Gruber said, “I’m running to continue the tradition of more than 30 years of progressive government in Santa Monica.”
Phil Brock, Recreation and Parks Commissioner and Chair, talks about Santa Monica and why he is running.
“I stayed in the city I was born in,” Brock said. “It’s the openness of Santa Monica that we like. It’s that magical combination of great schools, superb green space, the ocean, the cool breezes and the notion that a city could be more humane, more livable and more unique….”
Even at this early date there are front-runners, contenders, and candidates the public hasn’t yet met. All candidates are invited to participate at the City Council Candidates Forum held by Residocracy.org and the City Neighborhood Groups. The forum, which is free and open to the public, will be held this Monday, July 28, at the Santa Monica Main Library’s Martin Luther King Auditorium. Doors open at 6 pm; event from 6:30-9 pm.

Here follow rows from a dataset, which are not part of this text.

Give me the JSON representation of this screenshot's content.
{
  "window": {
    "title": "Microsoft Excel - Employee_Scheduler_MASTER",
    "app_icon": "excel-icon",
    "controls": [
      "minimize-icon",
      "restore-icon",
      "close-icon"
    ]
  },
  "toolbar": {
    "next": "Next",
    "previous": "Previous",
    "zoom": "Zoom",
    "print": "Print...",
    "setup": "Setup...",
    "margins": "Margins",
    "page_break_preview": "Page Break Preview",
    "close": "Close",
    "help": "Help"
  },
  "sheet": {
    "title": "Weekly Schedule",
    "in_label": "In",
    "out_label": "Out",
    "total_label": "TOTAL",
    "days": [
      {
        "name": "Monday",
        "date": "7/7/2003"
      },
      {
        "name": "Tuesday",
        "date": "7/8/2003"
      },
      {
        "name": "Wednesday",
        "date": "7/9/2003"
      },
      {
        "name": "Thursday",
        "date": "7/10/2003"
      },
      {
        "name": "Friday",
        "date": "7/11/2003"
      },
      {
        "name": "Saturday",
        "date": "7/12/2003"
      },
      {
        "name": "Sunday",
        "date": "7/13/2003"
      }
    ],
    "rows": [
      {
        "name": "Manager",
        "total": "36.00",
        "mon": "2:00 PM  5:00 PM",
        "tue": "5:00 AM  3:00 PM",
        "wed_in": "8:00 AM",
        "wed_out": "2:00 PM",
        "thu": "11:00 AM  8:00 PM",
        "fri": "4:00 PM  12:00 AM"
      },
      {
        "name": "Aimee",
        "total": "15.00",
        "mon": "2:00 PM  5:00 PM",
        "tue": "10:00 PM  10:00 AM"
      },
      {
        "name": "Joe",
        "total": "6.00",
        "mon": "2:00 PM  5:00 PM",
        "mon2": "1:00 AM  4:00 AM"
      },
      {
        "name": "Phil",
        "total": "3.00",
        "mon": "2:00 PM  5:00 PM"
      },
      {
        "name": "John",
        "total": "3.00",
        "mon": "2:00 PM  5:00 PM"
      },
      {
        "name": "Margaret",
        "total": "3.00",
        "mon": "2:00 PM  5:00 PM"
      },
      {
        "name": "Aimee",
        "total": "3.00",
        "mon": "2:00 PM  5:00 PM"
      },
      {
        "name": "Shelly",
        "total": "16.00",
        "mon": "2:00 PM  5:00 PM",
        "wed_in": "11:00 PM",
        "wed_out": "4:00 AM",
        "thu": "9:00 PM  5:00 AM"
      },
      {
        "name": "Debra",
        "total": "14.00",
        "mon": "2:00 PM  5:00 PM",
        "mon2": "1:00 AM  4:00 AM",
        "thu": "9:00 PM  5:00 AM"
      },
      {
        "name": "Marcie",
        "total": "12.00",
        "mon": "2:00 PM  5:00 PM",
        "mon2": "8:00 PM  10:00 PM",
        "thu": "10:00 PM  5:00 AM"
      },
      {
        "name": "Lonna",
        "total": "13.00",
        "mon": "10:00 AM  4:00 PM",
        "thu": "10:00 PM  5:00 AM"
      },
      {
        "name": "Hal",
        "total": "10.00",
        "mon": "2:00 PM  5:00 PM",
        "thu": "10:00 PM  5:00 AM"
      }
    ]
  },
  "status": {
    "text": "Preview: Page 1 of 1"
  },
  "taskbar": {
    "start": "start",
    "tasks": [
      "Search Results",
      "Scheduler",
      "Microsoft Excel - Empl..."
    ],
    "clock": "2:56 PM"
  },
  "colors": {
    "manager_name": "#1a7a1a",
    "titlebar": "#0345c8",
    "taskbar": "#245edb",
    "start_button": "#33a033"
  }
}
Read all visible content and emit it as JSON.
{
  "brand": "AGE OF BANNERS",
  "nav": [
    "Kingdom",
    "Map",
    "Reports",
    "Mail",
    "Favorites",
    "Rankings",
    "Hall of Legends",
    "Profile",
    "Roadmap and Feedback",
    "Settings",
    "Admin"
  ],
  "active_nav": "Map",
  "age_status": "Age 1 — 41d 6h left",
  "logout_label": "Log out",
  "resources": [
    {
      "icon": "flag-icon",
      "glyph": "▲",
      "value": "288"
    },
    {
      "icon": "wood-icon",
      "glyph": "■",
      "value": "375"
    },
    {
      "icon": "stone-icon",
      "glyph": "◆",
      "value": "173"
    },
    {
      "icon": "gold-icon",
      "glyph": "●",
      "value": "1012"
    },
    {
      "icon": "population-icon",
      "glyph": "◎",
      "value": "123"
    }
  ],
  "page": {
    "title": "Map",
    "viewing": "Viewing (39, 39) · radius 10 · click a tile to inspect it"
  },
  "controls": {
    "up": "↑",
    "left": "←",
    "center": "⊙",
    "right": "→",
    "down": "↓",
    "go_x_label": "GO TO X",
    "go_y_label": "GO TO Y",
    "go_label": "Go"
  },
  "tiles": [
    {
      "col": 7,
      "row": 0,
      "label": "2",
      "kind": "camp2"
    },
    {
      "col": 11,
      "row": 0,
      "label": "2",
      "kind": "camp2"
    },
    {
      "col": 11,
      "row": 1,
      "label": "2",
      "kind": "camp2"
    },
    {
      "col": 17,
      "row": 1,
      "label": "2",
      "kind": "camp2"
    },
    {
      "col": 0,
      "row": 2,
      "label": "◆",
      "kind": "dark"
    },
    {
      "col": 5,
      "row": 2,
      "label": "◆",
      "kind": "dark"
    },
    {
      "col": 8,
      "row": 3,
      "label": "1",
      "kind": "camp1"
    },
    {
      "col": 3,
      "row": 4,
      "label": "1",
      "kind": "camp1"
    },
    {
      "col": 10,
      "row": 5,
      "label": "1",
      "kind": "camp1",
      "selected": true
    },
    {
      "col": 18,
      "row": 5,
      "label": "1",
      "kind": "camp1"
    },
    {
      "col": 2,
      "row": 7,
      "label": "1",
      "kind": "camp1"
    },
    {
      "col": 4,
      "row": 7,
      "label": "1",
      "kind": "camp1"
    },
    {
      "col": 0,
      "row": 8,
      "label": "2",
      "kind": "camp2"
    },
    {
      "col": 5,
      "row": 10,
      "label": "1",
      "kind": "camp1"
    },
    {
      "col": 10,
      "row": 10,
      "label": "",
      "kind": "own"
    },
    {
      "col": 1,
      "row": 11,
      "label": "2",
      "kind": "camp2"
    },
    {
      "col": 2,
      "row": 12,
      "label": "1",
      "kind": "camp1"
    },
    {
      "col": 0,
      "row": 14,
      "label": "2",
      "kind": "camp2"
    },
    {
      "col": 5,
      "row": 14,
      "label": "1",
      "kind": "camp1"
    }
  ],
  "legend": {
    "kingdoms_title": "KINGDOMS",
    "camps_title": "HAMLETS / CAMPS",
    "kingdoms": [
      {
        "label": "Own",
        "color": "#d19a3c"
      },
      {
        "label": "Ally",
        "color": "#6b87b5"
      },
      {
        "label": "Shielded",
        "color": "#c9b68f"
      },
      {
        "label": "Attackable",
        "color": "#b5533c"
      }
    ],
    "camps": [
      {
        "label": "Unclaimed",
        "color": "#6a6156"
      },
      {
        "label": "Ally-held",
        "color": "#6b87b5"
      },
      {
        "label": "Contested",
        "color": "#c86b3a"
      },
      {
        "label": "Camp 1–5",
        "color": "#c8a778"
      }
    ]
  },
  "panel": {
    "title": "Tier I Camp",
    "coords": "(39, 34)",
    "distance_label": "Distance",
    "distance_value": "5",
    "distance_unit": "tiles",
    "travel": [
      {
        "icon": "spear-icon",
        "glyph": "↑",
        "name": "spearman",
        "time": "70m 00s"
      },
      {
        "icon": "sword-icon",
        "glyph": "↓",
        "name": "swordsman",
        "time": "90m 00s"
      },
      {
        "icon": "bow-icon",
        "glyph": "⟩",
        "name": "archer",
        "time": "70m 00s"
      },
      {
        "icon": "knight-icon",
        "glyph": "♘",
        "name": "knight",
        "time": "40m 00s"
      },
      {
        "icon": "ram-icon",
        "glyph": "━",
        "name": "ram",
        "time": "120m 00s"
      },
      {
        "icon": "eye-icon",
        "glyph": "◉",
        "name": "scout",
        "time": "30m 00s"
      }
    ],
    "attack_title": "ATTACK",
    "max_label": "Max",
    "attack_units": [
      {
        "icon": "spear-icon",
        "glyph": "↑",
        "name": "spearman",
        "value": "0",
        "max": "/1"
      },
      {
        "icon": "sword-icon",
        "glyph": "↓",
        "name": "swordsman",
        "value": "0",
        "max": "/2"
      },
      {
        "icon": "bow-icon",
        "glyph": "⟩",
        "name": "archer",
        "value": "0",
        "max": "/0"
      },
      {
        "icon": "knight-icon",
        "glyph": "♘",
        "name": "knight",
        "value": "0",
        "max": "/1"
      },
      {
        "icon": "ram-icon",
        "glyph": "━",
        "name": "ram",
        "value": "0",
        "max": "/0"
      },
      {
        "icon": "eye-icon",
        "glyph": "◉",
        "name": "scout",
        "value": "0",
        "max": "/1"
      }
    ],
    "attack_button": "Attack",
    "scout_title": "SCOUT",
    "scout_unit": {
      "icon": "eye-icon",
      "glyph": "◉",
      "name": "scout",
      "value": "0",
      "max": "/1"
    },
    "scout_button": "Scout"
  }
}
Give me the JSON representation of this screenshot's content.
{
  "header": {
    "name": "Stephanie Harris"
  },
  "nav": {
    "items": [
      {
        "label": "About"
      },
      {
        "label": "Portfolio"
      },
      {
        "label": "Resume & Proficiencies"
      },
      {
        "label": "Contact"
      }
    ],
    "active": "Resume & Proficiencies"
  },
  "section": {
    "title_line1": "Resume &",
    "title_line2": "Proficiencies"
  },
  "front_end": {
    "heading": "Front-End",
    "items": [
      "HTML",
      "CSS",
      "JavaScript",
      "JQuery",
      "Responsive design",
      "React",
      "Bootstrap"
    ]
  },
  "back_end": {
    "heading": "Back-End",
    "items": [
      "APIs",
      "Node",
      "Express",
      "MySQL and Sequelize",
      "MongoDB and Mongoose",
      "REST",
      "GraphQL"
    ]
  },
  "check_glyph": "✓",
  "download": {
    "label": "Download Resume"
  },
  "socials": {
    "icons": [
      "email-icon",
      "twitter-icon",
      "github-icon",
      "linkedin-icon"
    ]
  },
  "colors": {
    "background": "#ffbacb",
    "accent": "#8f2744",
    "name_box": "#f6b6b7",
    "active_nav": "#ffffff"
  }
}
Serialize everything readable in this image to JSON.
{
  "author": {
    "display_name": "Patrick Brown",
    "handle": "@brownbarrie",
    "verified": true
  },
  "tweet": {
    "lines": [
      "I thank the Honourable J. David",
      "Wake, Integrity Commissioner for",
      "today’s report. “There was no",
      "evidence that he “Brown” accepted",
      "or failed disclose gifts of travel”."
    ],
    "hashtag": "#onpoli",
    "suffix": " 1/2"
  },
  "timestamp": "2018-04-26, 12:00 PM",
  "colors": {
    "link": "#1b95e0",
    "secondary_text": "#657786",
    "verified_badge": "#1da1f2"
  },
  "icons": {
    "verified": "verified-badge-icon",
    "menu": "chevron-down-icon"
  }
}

I start my day with an early morning beach walk. With the wonderful feeling of my feet in the sand and in the water. As I walk I think about how we elect leaders and the money we spend. I wonder why campaigns are volatile and issues urgent. Then I remember that politics care even if we don’t want to be bothered. The decisions made by our elected leaders impact the quality of each Santa Monican and that it is only by caring about politics that we take care of ourselves and of future generations of Santa Monicans.
What Say You?